To address the latter problem, some companies are attempting to extract the diluent before transferring the mixture from pipeline to railcar. Calgary-based Cenovus Energy Inc. is investigating the viability of a so-called diluent recovery unit to do just that. “We are looking at that and how that enhances economics, including the economics of unit train capacity,” said CEO Brian Ferguson. MEG Energy Corp. is also pursuing this option, spending $75 million to construct a diluent recovery facility next to a loading facility in Bruderheim, Alberta.

Related Article: Big Oil Sheds Assets to Fix Balance Sheets

Shipping raw bitumen by rail without the presence of a diluent cuts cost significantly. According to the energy consultancy IHS CERA, using this method to transport bitumen between Alberta and the U.S. Gulf Coast refining hub shrinks the cost differential to $6 per barrel when compared to pipeline transport.

The Canadian Association of Petroleum Producers forecasts that oil sands production will increase to 4.45 million barrels per day by 2025 from 1.8 million barrels per day in 2012. Absent diluent recovery technology, this means that condensate as diluent demand will more than double over the next decade, putting further upward pressure on prices and increasing transport costs for oil sands producers.

Expensive and explosive, these condensates are proving a thorn in the side of producers, transporters, and regulators alike. However, as both oil sands and tight oil production are likely to continue rising, North America is going to see more and more of this ultra-light oil transiting the continent. Government must recognize both the peril and potential these hydrocarbons represent and act accordingly.
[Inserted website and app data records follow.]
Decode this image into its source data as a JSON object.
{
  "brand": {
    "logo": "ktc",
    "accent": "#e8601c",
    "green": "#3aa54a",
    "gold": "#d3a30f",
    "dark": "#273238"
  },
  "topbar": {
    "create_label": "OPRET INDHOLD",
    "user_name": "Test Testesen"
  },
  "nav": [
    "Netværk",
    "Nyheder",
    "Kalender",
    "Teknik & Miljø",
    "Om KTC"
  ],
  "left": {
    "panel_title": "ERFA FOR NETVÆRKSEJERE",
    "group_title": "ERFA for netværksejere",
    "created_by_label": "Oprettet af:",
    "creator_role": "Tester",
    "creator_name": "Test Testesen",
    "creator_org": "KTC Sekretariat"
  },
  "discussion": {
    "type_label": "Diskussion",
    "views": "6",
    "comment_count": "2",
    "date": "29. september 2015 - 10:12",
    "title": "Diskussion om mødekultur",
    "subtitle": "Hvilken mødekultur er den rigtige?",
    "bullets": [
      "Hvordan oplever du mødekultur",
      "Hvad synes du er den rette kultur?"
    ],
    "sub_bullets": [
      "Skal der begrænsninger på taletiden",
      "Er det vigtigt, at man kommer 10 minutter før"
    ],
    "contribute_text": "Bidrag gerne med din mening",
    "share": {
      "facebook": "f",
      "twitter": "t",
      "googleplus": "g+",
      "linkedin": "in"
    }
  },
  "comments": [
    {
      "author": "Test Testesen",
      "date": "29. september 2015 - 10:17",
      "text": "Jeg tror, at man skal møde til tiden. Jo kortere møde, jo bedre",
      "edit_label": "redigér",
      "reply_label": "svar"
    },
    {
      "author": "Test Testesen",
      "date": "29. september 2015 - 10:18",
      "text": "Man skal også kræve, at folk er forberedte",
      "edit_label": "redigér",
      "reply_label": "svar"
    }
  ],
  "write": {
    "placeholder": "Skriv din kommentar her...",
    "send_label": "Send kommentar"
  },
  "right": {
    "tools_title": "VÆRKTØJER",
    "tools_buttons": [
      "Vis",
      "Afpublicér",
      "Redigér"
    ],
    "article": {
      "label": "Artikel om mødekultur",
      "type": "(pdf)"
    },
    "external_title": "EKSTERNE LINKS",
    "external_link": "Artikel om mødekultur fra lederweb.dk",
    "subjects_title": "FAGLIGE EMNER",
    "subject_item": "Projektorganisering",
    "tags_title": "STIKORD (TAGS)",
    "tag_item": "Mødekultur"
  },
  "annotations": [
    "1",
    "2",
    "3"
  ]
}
By Rory Johnston of Oilprice.com


Back to homepage

Trending Discussions

Leave a comment
  • Mike Priaro on February 19 2014 said:
    The condensate diluent costs are understated because most dilbit is exported by pipeline, not rail car.

    1. There is a premium above WTI to buy condensate on the Gulf Coast.
    2. It has to be pipelined from the Gulf Coast to northern Alberta.
    3. Thirty percent more pipeline capacity and costs are required to export dilbit which is 30 percent condensate/70 percent raw bitumen.
    4. There is a loss selling the condensate as dilbit which sells at a discount to WTI.

    Total cost per barrel raw bitumen to use condensate approaches $25/barrel bitumen.

    That, plus jobs, profits and taxes makes upgrading, refining and adding even more value through petro-chemicals is why doing all of that is economic to do in Canada.

    Don't believe oil companies like ExxonMobilwho say it isn't profitable to do that in Canada.

    They want all the benefits of cheap, raw bitumen on the Gulf Coast for export as high-value diesel from duty-free and tax-free Free-Trade Zones to Latin America.

Leave a comment

Oilprice - The No. 1 Source for Oil & Energy News